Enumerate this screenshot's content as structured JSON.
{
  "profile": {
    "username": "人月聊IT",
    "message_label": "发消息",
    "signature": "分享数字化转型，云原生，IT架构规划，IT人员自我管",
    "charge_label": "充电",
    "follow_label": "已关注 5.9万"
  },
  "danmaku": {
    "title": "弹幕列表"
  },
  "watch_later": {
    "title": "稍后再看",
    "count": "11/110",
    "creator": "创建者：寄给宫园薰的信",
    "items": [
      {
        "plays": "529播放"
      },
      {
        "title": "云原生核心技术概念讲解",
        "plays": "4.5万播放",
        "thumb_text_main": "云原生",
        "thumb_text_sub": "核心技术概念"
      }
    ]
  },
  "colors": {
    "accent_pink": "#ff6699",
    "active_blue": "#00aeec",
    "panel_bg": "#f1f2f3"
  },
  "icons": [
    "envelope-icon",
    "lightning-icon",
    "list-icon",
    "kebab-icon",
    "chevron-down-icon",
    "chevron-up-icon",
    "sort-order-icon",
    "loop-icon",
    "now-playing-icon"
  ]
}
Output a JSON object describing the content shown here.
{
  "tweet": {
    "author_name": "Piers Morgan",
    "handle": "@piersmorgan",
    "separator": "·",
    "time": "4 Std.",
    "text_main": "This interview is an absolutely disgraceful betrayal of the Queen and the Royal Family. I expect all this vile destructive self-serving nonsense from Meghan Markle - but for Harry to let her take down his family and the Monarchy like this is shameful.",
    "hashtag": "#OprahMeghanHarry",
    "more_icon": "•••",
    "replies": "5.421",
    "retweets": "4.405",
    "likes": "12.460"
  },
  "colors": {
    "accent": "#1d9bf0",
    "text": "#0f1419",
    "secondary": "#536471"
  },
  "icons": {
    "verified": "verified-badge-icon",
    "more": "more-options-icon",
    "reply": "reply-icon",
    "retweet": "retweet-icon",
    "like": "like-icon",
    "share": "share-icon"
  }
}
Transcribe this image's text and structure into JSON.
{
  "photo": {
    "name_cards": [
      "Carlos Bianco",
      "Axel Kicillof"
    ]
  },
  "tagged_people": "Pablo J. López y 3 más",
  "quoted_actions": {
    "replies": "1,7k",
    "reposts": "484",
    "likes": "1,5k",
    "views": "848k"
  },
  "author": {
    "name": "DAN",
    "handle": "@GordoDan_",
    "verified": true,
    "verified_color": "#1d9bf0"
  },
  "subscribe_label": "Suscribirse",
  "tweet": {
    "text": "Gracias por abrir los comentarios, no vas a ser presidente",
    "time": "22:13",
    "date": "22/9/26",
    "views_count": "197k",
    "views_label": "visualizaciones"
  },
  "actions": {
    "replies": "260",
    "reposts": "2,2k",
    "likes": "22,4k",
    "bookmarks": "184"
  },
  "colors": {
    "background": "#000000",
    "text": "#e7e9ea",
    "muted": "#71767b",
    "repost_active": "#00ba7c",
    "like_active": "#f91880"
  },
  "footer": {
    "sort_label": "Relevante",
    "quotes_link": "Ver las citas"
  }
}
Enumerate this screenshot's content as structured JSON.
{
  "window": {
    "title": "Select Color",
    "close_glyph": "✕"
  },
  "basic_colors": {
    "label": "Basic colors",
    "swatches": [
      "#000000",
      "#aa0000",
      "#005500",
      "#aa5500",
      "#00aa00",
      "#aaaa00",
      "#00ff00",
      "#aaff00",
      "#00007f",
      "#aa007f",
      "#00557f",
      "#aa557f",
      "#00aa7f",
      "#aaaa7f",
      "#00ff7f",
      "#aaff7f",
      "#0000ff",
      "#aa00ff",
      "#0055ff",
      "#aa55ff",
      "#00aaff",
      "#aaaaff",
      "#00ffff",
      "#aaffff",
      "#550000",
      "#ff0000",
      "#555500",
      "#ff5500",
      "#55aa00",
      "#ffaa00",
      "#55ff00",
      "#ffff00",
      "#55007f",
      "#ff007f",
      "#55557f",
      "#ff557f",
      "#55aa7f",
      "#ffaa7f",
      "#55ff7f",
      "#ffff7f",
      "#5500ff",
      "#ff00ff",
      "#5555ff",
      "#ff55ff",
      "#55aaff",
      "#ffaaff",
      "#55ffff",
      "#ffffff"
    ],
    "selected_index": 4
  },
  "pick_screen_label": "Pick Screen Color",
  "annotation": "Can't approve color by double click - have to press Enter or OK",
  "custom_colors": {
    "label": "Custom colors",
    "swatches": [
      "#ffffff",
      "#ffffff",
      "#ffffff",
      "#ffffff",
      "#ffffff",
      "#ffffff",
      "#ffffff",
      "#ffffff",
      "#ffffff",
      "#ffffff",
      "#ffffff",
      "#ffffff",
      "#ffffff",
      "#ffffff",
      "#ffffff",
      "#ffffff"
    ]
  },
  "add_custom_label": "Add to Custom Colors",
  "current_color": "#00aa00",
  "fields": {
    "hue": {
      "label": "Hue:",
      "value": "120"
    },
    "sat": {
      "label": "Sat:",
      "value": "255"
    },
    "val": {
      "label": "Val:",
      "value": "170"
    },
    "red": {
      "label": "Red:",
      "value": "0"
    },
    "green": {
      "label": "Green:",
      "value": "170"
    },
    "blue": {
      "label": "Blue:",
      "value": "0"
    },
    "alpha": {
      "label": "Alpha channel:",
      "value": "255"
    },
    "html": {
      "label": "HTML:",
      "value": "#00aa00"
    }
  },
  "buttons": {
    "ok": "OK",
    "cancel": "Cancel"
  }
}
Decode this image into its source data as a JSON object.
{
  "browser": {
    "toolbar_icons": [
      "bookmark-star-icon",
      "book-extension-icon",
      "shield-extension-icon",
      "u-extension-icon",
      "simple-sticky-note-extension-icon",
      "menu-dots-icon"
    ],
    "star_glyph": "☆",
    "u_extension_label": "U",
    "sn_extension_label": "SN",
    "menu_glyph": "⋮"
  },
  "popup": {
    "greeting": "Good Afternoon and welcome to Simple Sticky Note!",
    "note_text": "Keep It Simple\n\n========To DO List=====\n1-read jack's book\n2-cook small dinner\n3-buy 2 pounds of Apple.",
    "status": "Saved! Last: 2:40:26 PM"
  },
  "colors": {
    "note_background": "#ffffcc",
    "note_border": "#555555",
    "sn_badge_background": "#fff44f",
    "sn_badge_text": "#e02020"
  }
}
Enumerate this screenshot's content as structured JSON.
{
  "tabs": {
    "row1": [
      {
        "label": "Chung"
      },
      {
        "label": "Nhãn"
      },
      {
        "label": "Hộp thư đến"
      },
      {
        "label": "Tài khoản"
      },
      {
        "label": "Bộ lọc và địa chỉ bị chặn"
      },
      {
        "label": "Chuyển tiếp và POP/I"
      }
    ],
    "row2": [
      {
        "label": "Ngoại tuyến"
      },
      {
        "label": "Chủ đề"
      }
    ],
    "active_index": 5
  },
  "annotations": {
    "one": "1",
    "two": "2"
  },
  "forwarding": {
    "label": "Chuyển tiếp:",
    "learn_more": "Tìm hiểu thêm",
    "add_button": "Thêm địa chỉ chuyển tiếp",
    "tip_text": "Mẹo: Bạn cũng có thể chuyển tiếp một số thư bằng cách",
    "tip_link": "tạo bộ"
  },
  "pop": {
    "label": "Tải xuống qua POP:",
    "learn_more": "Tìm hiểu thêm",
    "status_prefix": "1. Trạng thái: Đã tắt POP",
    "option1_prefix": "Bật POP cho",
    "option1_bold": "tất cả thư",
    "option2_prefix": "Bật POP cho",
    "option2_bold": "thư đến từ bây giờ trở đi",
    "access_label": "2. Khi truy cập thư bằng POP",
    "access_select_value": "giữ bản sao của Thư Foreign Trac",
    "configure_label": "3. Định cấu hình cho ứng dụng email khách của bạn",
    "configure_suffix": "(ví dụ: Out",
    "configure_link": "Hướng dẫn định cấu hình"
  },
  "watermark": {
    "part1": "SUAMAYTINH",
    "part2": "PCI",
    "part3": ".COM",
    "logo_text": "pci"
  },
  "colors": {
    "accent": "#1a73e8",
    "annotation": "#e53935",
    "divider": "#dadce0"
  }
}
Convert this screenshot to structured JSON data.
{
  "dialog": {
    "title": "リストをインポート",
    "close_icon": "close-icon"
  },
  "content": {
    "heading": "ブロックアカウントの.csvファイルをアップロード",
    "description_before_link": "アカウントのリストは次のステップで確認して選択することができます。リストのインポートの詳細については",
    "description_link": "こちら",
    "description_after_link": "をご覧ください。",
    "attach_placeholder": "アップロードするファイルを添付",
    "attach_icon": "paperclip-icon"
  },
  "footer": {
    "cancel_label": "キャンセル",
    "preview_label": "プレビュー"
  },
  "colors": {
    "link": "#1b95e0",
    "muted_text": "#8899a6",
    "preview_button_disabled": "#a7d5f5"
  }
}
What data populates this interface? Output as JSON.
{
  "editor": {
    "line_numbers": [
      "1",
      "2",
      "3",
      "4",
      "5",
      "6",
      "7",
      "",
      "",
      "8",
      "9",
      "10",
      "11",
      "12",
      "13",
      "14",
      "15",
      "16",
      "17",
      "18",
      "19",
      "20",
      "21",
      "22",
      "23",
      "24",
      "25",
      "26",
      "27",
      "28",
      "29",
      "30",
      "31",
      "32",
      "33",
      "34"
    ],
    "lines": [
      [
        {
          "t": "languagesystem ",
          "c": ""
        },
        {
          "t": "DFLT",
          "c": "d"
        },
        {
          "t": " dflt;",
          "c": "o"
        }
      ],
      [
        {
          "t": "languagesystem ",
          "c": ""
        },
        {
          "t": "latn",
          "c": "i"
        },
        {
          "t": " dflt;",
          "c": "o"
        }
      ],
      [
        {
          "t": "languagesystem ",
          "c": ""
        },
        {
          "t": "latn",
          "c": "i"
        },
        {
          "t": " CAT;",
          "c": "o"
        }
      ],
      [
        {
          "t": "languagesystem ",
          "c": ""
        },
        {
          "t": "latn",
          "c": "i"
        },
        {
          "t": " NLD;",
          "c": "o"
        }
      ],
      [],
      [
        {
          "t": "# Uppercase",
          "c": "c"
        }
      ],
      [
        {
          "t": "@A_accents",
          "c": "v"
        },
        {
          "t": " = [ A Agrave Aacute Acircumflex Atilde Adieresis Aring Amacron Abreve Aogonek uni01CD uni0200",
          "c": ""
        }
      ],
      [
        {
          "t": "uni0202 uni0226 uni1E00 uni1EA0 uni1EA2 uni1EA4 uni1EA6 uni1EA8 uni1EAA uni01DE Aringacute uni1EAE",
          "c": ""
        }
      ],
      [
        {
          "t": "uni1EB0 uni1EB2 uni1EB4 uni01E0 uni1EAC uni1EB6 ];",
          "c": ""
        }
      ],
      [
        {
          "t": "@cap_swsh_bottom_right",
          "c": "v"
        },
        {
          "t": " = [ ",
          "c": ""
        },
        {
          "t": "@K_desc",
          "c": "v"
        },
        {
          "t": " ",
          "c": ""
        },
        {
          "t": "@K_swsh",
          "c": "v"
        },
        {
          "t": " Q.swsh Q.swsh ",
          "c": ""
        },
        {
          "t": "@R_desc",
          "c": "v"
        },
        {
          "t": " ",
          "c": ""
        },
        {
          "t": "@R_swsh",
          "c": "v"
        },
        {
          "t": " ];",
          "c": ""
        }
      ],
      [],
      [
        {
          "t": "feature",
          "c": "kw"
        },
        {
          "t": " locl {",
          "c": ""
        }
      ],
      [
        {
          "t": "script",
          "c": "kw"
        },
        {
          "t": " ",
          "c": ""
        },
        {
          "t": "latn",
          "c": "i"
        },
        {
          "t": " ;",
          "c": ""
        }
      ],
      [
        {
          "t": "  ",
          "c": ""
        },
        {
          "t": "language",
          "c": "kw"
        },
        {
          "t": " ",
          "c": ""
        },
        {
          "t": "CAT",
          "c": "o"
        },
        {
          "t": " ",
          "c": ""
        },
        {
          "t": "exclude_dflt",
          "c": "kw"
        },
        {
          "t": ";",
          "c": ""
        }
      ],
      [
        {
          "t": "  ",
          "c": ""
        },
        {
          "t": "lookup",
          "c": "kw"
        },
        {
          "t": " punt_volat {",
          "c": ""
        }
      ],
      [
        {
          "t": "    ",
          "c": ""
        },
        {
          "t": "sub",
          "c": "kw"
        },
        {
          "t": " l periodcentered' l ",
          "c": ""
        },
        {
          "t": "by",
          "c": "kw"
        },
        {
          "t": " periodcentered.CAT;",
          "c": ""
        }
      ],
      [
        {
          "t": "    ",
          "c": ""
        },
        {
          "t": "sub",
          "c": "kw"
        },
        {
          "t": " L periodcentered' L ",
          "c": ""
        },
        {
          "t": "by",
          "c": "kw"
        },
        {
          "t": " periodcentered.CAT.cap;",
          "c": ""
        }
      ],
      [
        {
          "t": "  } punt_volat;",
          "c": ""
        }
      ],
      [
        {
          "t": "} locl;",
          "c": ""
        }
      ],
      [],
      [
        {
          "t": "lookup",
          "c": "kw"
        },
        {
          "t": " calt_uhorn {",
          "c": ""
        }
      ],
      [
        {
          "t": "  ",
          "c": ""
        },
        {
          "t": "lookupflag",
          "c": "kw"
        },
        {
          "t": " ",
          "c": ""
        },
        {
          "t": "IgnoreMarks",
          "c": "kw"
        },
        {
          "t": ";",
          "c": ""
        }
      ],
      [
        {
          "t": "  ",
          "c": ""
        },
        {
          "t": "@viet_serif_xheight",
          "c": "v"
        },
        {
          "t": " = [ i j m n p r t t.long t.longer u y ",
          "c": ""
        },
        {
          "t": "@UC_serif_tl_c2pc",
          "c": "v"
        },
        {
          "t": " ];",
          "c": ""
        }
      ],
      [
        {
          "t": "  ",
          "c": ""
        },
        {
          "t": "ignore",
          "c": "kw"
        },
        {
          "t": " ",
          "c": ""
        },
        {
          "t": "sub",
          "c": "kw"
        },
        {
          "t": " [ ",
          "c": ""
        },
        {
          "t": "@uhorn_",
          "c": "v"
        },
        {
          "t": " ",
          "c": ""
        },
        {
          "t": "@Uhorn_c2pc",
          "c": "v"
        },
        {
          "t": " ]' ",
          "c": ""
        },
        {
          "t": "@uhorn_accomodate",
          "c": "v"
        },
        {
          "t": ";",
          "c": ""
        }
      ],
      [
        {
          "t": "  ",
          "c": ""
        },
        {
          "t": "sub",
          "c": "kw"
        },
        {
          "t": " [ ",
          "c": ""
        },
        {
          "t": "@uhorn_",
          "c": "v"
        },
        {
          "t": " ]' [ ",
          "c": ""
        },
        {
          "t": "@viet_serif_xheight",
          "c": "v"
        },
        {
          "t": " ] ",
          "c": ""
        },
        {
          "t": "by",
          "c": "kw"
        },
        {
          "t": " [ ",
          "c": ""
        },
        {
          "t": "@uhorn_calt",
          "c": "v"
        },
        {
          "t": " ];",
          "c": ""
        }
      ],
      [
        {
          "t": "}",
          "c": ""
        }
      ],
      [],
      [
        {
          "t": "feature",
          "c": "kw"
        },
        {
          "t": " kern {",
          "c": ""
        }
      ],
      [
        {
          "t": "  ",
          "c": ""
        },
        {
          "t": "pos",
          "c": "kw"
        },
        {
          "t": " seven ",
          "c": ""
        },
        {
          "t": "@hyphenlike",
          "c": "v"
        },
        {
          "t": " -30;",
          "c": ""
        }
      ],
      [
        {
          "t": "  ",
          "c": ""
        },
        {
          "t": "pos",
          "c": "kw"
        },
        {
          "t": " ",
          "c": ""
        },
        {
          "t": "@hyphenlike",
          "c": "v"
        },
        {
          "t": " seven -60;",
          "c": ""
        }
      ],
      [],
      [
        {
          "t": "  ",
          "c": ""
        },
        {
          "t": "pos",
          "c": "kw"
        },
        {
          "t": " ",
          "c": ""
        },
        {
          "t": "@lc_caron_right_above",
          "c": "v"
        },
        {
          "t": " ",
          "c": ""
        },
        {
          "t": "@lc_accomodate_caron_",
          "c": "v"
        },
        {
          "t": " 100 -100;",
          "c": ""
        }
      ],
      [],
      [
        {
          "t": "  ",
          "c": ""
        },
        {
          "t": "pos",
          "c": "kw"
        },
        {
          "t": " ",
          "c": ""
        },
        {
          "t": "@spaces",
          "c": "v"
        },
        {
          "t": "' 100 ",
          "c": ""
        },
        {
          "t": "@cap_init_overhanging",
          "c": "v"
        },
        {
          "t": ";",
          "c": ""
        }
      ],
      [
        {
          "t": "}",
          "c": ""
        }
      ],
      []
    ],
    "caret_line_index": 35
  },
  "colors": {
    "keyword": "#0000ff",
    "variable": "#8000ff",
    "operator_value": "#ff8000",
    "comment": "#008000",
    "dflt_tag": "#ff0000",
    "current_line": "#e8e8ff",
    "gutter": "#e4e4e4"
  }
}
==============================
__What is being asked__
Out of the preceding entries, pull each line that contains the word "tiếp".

__Written answer__
        "label": "Chuyển tiếp và POP/I"
    "label": "Chuyển tiếp:",
    "add_button": "Thêm địa chỉ chuyển tiếp",
    "tip_text": "Mẹo: Bạn cũng có thể chuyển tiếp một số thư bằng cách",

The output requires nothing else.